SC to study ‘effect’ of Bhushan’s statement
- A three judge Bench of the Supreme Court, led by Justice Arun Mishra, will on Tuesday examine the “effect” of a statement filed by advocate Prashant Bhushan that an insincere apology for his tweets, which are an expression of his bona fide beliefs, would amount to “contempt of my conscience and of an institution that I hold in highest esteem”.
- “My tweets represented this bona fide belief that I continue to hold. Public expression of these beliefs was, I believe, in line with my higher obligations as a citizen and a loyal officer of this court. Therefore, an apology for expression of these beliefs, conditional or unconditional, would be insincere,” he said in the supplementary statement filed on Monday.
DNA Bill can be misused, flags draft report
- The Bill that proposes DNA sampling and profiling of citizens accused of crime or reported missing and storing their unique genetic information for administrative purposes has some alarming provisions that could be misused for caste or community based profiling, a draft report of the Parliamentary Standing Committee on Science and Technology has flagged.
- The DNA Technology (Use and Application) Regulation Act, 2019, has been in the works for 15 years now. Nearly 60 countries have enacted similar legislation, with the U.S. bringing in a law as far back as in 1994.
- “Under the provisions of the Bill, access to such intrusive information can be misused to specifically target individuals and their families with their own genetic data. This is particularly worrying as it could even be used to incorrectly link a particular caste/community to criminal activities,” the report noted.
- The Bill proposes to store DNA profiles of suspects, under trials, victims and their relatives for future investigations.
- In the Bill, if a person is arrested for an offence that carries punishment up to seven years, investigation authorities must take the person’s written consent before taking the DNA sample. But this consent is only “perfunctory”, the report said.
- “The Bill refers to consent in several provisions, but in each of those, a magistrate can easily override consent, thereby in effect, making consent perfunctory.
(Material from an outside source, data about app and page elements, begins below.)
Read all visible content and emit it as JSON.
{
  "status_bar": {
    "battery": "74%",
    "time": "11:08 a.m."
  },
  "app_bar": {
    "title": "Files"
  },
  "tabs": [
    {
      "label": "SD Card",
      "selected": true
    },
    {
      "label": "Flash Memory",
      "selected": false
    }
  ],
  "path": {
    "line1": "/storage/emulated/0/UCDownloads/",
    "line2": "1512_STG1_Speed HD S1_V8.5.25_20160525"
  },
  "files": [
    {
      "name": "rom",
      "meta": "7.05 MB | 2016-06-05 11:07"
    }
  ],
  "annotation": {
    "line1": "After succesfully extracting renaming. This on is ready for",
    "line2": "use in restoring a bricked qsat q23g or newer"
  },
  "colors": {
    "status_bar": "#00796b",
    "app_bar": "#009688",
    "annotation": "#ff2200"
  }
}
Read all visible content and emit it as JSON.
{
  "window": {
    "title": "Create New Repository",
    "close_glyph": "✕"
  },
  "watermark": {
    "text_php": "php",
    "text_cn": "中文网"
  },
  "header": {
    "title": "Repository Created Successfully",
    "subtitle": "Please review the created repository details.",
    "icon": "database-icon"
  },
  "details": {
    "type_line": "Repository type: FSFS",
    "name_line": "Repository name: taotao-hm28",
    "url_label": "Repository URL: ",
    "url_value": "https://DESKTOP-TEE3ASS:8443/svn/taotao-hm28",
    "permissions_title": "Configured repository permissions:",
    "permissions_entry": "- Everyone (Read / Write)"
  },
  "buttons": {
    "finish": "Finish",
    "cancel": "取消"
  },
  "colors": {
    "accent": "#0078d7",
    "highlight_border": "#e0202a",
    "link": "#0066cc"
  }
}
There is also no guidance in the Bill on the grounds and reasons when the magistrate can override consent, which could become a fatal flaw.”
Guwahati gets India’s ‘longest’ river ropeway
- India’s ‘longest’ passenger ropeway across a river was unveiled in Guwahati on Monday, almost a year after it was completed.
- The 1.82km bicable jigback ropeway connects a forest campus near the Kamrup (Metro) Deputy Commissioner’s office in the city on the southern bank of the Brahmaputra and a hillock behind the Doul Govinda temple in north Guwahati on the other